And that, to me, makes a lot of sense. Markel should, roughly speaking, be able to compound and grow its book value at about a 10%-15% annualized rate, given a long-term view. The math goes like this: It should earn about a 95% combined ratio, its investment portfolio is 3 times its book value (in absolute size), and investment returns should approximate 5%-10% on a long-term basis. Roughly speaking, that corresponds to a multiple of 1.5 to 2 times book value, or a present value of $530 to $710 a stub. Not bad, when you consider that Markel, theoretically speaking, can continuously compound and grow that value -- increasing its intrinsic value each year.
On where they're investing: Tom: Berkshire is the largest, and Buffett's been as explicit as ever about the discount to intrinsic value. Carmax is a great growth story. Brookfield Asset Management is an incredible asset manager. Diageo
For Markel's many Berkshire-like qualities, Tom Gayner's investment style is no exception. His commitment to finding companies with enduring growth characteristics, unwavering competitive advantages, and great valuations is unparalleled.
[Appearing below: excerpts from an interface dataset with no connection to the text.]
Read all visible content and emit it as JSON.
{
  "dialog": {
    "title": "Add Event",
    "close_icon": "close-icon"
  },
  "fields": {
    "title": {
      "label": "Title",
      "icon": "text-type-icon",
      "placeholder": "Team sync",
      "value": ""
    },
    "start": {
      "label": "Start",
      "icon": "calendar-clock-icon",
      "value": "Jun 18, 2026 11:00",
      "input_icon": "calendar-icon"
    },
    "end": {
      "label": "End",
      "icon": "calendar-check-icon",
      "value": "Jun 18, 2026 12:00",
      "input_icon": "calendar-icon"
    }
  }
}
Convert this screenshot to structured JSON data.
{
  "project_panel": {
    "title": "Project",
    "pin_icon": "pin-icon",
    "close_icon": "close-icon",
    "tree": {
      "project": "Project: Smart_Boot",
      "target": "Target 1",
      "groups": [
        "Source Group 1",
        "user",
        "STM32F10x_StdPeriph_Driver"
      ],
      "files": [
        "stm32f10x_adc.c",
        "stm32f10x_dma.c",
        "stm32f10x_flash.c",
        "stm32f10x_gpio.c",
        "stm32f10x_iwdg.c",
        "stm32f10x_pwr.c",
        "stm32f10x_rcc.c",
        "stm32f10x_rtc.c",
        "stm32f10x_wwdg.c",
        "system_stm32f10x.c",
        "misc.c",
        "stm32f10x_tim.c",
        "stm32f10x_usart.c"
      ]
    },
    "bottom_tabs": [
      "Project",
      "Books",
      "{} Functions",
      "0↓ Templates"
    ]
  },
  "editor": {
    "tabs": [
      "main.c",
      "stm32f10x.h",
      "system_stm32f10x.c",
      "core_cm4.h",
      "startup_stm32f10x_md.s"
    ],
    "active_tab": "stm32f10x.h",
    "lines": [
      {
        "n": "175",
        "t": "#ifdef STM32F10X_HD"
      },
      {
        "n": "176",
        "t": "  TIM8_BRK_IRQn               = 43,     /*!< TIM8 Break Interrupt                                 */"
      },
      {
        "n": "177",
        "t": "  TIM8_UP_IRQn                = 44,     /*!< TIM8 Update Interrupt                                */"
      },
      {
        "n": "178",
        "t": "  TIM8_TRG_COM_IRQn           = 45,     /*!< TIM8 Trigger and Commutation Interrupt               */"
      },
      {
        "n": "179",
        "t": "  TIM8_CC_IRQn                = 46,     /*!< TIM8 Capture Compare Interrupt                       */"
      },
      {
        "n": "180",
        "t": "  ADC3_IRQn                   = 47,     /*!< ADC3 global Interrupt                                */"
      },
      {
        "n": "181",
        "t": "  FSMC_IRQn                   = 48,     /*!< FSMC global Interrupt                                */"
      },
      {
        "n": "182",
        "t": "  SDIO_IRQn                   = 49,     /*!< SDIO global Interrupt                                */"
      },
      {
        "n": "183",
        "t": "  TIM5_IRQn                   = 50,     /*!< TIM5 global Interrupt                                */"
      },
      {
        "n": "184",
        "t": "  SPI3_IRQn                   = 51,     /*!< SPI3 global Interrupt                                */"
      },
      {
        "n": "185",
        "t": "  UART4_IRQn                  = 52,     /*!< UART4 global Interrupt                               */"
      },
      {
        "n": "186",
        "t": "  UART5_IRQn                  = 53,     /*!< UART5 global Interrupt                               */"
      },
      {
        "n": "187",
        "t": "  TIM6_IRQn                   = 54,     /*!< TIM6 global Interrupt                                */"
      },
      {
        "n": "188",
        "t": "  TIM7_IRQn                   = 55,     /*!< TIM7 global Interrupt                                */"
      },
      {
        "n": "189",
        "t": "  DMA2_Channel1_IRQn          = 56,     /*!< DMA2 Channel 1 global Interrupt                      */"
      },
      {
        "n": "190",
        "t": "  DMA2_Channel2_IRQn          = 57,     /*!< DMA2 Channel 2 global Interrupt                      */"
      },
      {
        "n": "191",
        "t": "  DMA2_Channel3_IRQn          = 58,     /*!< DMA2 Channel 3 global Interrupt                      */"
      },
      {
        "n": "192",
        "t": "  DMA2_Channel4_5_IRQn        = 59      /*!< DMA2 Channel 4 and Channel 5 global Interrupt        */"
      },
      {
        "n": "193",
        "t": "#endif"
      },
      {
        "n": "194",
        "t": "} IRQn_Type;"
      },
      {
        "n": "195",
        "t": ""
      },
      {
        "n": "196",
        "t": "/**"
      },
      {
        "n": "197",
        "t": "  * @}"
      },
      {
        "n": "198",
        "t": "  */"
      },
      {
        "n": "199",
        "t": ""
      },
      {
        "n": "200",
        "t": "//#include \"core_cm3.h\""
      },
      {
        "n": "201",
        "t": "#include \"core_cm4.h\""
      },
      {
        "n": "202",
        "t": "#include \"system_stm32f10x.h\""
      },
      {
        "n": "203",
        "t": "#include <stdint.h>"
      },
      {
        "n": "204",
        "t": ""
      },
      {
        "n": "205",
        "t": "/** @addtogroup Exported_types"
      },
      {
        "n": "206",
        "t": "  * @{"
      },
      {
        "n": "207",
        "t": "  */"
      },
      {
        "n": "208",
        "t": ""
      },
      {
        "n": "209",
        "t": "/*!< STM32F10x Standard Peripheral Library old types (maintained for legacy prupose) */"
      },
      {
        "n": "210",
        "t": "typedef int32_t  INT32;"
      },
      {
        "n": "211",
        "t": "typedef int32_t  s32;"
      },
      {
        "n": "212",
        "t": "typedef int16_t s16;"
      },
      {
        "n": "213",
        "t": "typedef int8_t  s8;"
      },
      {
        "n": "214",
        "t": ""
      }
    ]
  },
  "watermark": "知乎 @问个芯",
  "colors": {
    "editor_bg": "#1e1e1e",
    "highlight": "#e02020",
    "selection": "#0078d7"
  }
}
In the words of Chuck Akre, permanently compounding investments are borne of high real returns on equity. Gayner, for his part, is obsessed with finding and owning these organizations, but he's not inflexible. He'll go after pico-caps and dirty values if he thinks the opportunity is there. Value rules here. It shows in his track record: Markel's equity portfolio has earned 253%, versus 124% for the S&P over a 15-year period.
On insurance pricing: Steve: "Very generically, in virtually every area, there's a relative improvement. The breeze is more at our backs than in our face. Magnitude varies."
I've said this before, and I'll say it again: The softness in insurance markets is categorically unsustainable. It's been a long, hard underwriting cycle for folks in the P&C business, but seven years of flat pricing ends pretty predictably -- insurers lose a lot of money, prices go up, or both. And after a pretty nasty string of catastrophes, leading indicators point to rising prices.
On buying private businesses: Tom: The vision was always that we would use our underwriting profits to move from equity investments to owning an operating company. It took us 15 years, but here we are.
In recent years, Markel has started a venture that's somewhat appropriately called Markel Ventures. For Berkshire lovers, this should be a very attractive proposition. It opens a class of investments (which should be fairly inefficiently priced), prospective cash generation, and a source of new investment capital previously unavailable.
All told, it was an hour and a half very well-spent. You can rest assured I'll be back next year.
Michael Olsen owns shares of Berkshire Hathaway, ExxonMobil, and Markel. The Motley Fool owns shares of Johnson & Johnson, Berkshire Hathaway, and Markel. Motley Fool newsletter services have recommended buying shares of Brookfield Asset Management, Diageo, Markel, Berkshire Hathaway, ExxonMobil, and Johnson & Johnson, as well as creating diagonal call positions in Wal-Mart and Johnson & Johnson. The Motley Fool has a disclosure policy. We Fools don't all hold the same opinions, but we all believe that considering a diverse range of insights makes us better investors. Try any of our Foolish newsletter services free for 30 days.